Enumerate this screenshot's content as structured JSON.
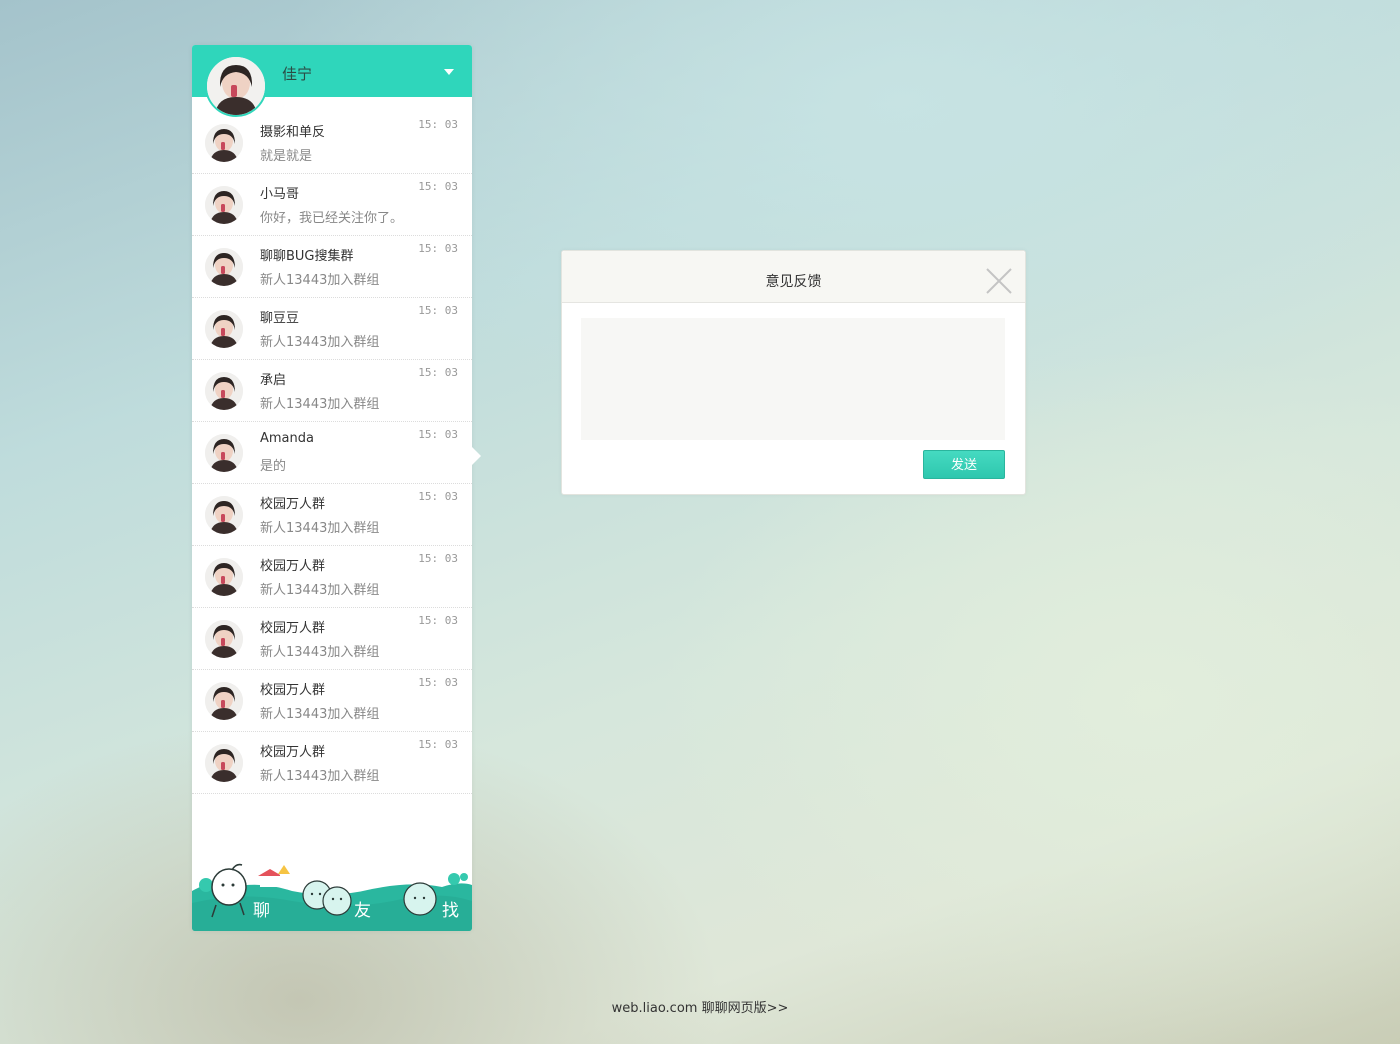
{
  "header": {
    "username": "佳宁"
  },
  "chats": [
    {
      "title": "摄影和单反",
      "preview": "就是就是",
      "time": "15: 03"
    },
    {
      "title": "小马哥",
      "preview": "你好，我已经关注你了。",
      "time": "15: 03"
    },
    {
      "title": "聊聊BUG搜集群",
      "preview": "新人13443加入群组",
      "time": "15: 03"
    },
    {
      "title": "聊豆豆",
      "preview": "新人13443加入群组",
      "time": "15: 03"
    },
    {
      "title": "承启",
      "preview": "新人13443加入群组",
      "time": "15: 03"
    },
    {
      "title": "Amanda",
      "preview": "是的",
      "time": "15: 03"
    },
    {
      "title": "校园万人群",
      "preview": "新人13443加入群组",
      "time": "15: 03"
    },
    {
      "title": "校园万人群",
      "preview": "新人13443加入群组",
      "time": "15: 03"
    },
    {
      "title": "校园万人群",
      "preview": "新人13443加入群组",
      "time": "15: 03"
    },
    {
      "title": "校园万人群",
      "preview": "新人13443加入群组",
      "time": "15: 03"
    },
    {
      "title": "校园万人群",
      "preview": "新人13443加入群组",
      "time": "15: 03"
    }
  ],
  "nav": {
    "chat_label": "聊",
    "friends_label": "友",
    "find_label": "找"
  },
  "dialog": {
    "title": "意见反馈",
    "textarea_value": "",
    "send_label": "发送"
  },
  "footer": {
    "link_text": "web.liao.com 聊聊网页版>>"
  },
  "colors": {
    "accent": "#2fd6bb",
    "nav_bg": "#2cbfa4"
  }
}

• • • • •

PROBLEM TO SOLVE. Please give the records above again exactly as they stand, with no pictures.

EXERCISE OUTPUT.
Enumerate this screenshot's content as structured JSON.
{
  "header": {
    "username": "佳宁"
  },
  "chats": [
    {
      "title": "摄影和单反",
      "preview": "就是就是",
      "time": "15: 03"
    },
    {
      "title": "小马哥",
      "preview": "你好，我已经关注你了。",
      "time": "15: 03"
    },
    {
      "title": "聊聊BUG搜集群",
      "preview": "新人13443加入群组",
      "time": "15: 03"
    },
    {
      "title": "聊豆豆",
      "preview": "新人13443加入群组",
      "time": "15: 03"
    },
    {
      "title": "承启",
      "preview": "新人13443加入群组",
      "time": "15: 03"
    },
    {
      "title": "Amanda",
      "preview": "是的",
      "time": "15: 03"
    },
    {
      "title": "校园万人群",
      "preview": "新人13443加入群组",
      "time": "15: 03"
    },
    {
      "title": "校园万人群",
      "preview": "新人13443加入群组",
      "time": "15: 03"
    },
    {
      "title": "校园万人群",
      "preview": "新人13443加入群组",
      "time": "15: 03"
    },
    {
      "title": "校园万人群",
      "preview": "新人13443加入群组",
      "time": "15: 03"
    },
    {
      "title": "校园万人群",
      "preview": "新人13443加入群组",
      "time": "15: 03"
    }
  ],
  "nav": {
    "chat_label": "聊",
    "friends_label": "友",
    "find_label": "找"
  },
  "dialog": {
    "title": "意见反馈",
    "textarea_value": "",
    "send_label": "发送"
  },
  "footer": {
    "link_text": "web.liao.com 聊聊网页版>>"
  },
  "colors": {
    "accent": "#2fd6bb",
    "nav_bg": "#2cbfa4"
  }
}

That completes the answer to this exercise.